Michael Infurna
Red Bank, N.J.

New York racing embattled on at least two fronts

Steven Crist's June 19 column, "Hevesi takes the cake," illuminated the problems New York racing faces from all sides.

New York State's comptroller, Alan Hevesi, continues to waste public funds exposing the shortcomings of the New York Racing Association's corporate controls. This matter has been beaten to death. Where were the politicians for the last 20 years when these practices were occurring?

If Hevesi wants to find out what is wrong with horse racing lately, let him go to the grandstand at Belmont on any day and speak to the people there. He will save taxpayers money and get the answers much faster than any audit.

As for New York City Offtrack Betting, all I can say is it has never had a clue or cared about the bettor. It seems to me that all OTB's across the state are run for political patronage and no other reason.

NYRA could get back much of its lost business by offering rebates to its account-wagering customers. Many a big bettor would likely take the opportunity to bet through NYRA ONE accounts if they were given the same perks they are given by offshore sites. Of course, the politicians and OTB's would prevent this.

What we have here are different agencies looking for a cut of the pie. In their shortsightedness, though, they don't really care about the product or the customer.

Aaron Shapiro
East Meadow, N.Y.

Honesty often ignored as a racing policy

I am a longtime racing fan and bettor who has become disenchanted with the way some "supertrainers" are being allowed to operate, and I appreciate all efforts by the industry to clean itself up. Stan Bergstein's June 16 column, "Drug cheats focus of expos?," was important because it clearly put the focus on the unethical use of painkillers and other drugs.
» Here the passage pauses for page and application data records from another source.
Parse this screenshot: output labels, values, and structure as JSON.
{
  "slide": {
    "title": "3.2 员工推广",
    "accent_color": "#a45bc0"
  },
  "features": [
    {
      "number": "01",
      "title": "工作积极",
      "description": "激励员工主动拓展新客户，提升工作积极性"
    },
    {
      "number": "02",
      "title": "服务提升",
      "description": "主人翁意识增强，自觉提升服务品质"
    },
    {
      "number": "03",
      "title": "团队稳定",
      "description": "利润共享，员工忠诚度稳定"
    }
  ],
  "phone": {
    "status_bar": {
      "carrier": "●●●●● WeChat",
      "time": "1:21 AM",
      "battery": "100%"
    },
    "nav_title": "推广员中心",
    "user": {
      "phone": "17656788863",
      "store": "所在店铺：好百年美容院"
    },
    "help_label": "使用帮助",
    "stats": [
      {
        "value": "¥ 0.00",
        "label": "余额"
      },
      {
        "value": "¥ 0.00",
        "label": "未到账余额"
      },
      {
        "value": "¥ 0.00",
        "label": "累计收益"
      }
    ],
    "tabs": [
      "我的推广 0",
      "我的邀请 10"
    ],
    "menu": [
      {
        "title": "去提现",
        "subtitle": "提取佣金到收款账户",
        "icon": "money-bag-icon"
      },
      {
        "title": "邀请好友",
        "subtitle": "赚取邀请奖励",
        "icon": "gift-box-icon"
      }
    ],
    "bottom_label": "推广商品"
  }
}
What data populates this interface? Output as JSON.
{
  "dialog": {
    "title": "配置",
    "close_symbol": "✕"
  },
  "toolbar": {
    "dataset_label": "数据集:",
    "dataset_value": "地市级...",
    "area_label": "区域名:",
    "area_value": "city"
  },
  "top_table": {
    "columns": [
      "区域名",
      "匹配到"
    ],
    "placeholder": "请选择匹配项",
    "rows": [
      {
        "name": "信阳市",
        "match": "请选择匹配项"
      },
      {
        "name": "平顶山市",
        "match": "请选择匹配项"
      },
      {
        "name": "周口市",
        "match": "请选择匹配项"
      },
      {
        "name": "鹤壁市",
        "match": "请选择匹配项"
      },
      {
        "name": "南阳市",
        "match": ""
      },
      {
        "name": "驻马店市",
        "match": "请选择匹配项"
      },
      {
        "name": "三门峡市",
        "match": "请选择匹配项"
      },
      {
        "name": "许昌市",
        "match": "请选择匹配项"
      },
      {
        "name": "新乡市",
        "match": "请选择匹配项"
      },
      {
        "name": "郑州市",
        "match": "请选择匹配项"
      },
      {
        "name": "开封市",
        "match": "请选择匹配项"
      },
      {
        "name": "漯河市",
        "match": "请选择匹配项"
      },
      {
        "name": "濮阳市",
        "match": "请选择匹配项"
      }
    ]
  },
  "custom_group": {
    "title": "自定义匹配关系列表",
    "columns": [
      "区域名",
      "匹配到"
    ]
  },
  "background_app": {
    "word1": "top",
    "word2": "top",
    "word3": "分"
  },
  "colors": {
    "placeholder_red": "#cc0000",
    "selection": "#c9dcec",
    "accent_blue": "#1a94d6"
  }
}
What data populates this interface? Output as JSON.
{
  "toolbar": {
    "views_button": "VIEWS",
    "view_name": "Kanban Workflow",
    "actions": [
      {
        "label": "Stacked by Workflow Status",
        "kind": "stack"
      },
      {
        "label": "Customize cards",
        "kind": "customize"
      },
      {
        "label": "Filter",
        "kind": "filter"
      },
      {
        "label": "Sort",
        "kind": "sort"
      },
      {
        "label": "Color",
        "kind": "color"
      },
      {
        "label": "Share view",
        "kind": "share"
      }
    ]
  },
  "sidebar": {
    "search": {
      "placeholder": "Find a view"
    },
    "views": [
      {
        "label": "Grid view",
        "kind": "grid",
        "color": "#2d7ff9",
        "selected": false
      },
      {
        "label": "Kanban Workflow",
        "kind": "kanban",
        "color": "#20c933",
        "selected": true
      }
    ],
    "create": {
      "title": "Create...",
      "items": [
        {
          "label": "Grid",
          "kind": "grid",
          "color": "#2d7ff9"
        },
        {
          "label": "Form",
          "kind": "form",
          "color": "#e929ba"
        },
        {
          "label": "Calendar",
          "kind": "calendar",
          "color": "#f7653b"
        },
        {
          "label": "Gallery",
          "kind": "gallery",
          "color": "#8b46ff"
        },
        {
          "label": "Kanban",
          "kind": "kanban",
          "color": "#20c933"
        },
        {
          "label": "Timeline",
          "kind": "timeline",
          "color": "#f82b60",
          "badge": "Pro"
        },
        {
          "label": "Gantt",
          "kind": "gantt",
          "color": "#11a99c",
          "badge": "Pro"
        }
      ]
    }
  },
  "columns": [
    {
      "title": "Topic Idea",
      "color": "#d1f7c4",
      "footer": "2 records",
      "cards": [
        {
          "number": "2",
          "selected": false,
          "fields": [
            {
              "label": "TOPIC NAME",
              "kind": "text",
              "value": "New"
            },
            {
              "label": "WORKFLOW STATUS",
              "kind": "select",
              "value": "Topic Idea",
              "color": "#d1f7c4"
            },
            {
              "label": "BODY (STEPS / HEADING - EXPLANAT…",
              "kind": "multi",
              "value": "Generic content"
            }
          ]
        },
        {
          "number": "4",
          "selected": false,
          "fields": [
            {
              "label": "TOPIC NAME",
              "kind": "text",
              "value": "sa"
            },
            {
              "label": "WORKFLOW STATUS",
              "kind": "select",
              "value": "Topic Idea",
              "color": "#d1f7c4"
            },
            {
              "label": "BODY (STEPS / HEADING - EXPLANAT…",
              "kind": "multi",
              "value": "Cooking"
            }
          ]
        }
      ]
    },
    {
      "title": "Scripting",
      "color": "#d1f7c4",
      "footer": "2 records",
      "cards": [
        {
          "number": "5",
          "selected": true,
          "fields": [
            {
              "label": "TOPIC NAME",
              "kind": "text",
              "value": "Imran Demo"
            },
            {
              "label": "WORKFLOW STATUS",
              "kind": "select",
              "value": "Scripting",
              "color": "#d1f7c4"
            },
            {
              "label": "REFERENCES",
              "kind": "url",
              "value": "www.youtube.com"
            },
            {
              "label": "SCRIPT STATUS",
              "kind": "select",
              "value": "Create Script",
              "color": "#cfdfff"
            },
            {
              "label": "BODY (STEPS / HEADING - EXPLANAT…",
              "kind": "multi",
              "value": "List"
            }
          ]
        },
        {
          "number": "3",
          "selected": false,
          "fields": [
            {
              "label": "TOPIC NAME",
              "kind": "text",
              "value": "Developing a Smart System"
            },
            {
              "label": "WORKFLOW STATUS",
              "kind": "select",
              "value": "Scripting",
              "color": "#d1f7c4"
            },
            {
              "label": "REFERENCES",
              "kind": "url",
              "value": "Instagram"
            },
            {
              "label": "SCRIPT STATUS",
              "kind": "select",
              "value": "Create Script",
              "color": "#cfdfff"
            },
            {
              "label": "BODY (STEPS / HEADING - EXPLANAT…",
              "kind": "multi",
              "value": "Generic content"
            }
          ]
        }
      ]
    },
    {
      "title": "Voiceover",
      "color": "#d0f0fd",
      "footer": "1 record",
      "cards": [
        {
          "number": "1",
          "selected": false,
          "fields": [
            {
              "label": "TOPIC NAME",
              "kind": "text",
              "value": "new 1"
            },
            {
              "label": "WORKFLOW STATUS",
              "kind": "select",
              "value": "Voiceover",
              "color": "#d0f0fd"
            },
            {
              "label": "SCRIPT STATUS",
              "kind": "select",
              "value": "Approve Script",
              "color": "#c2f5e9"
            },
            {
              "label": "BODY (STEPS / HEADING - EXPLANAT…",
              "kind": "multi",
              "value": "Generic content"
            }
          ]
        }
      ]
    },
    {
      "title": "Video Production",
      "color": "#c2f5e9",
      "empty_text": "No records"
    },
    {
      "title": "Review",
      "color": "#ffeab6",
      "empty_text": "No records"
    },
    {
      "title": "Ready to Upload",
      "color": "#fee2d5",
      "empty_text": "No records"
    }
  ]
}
I follow the Southern California circuit and was so disappointed when trainer Jeff Mullins blurted out his infamous remarks indicating his lack of concern for the fans and just trying to win. It is not right for the horses, it is not right for an honest business, and it is not right for the fans and bettors.
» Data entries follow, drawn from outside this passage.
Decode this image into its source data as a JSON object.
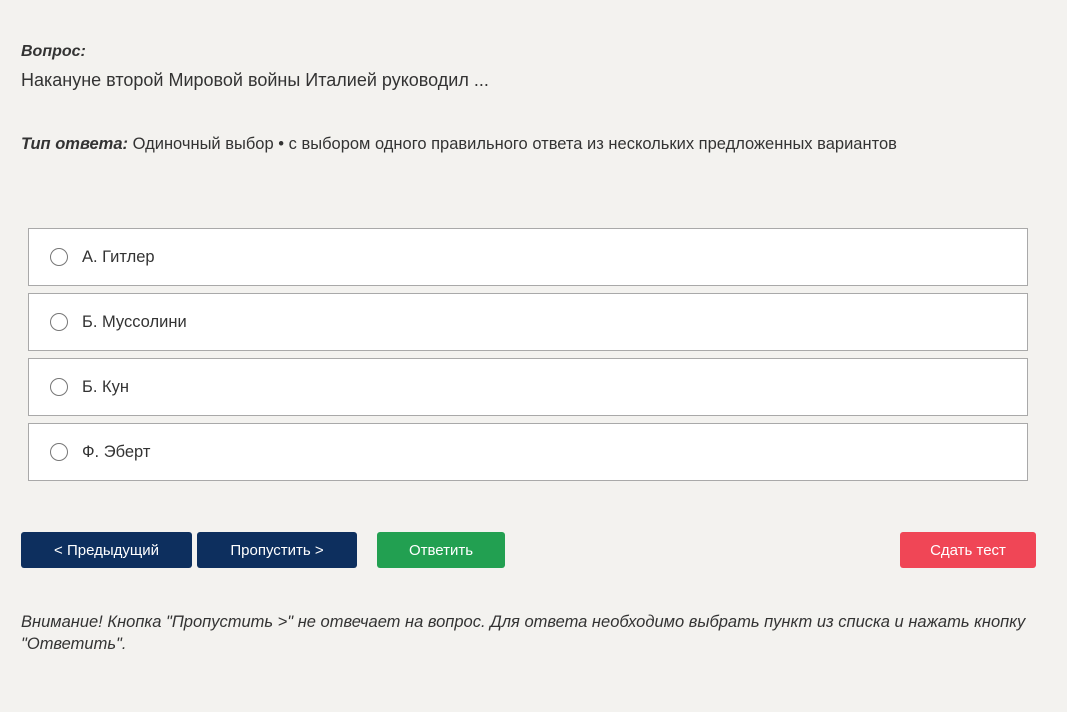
{
  "question": {
    "label": "Вопрос:",
    "text": "Накануне второй Мировой войны Италией руководил ..."
  },
  "answer_type": {
    "label": "Тип ответа:",
    "value": "Одиночный выбор • с выбором одного правильного ответа из нескольких предложенных вариантов"
  },
  "options": [
    {
      "label": "А. Гитлер",
      "selected": false
    },
    {
      "label": "Б. Муссолини",
      "selected": false
    },
    {
      "label": "Б. Кун",
      "selected": false
    },
    {
      "label": "Ф. Эберт",
      "selected": false
    }
  ],
  "buttons": {
    "prev_label": "< Предыдущий",
    "skip_label": "Пропустить >",
    "answer_label": "Ответить",
    "submit_label": "Сдать тест"
  },
  "notice": "Внимание! Кнопка \"Пропустить >\" не отвечает на вопрос. Для ответа необходимо выбрать пункт из списка и нажать кнопку \"Ответить\".",
  "colors": {
    "background": "#f3f2ef",
    "nav_button": "#0d2f5e",
    "answer_button": "#22a051",
    "submit_button": "#f04656"
  }
}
I know that racing has always had an underside, but I felt that the great competitive hearts of the Thoroughbreds, the skilled handling by experienced horsemen, the verve and talent of top jockeys, and the challenge of handicapping made it all worthwhile. Now, though, there is a much larger negative dimension with the illicit use of sophisticated drugs.

Having mentioned Jeff Mullins, I have to say that around the same time that he was in the news, another local trainer, Adam Kitchingman, was also caught using illicit substances ("Kitchingman runners quarantined," Feb 25). But I have to give him credit: He admitted that he was doing so and said that he would rethink his approach. I admire him because I think he was the only one who was willing to admit what he was doing and look for better ways to operate.

Erika Holderith
Los Angeles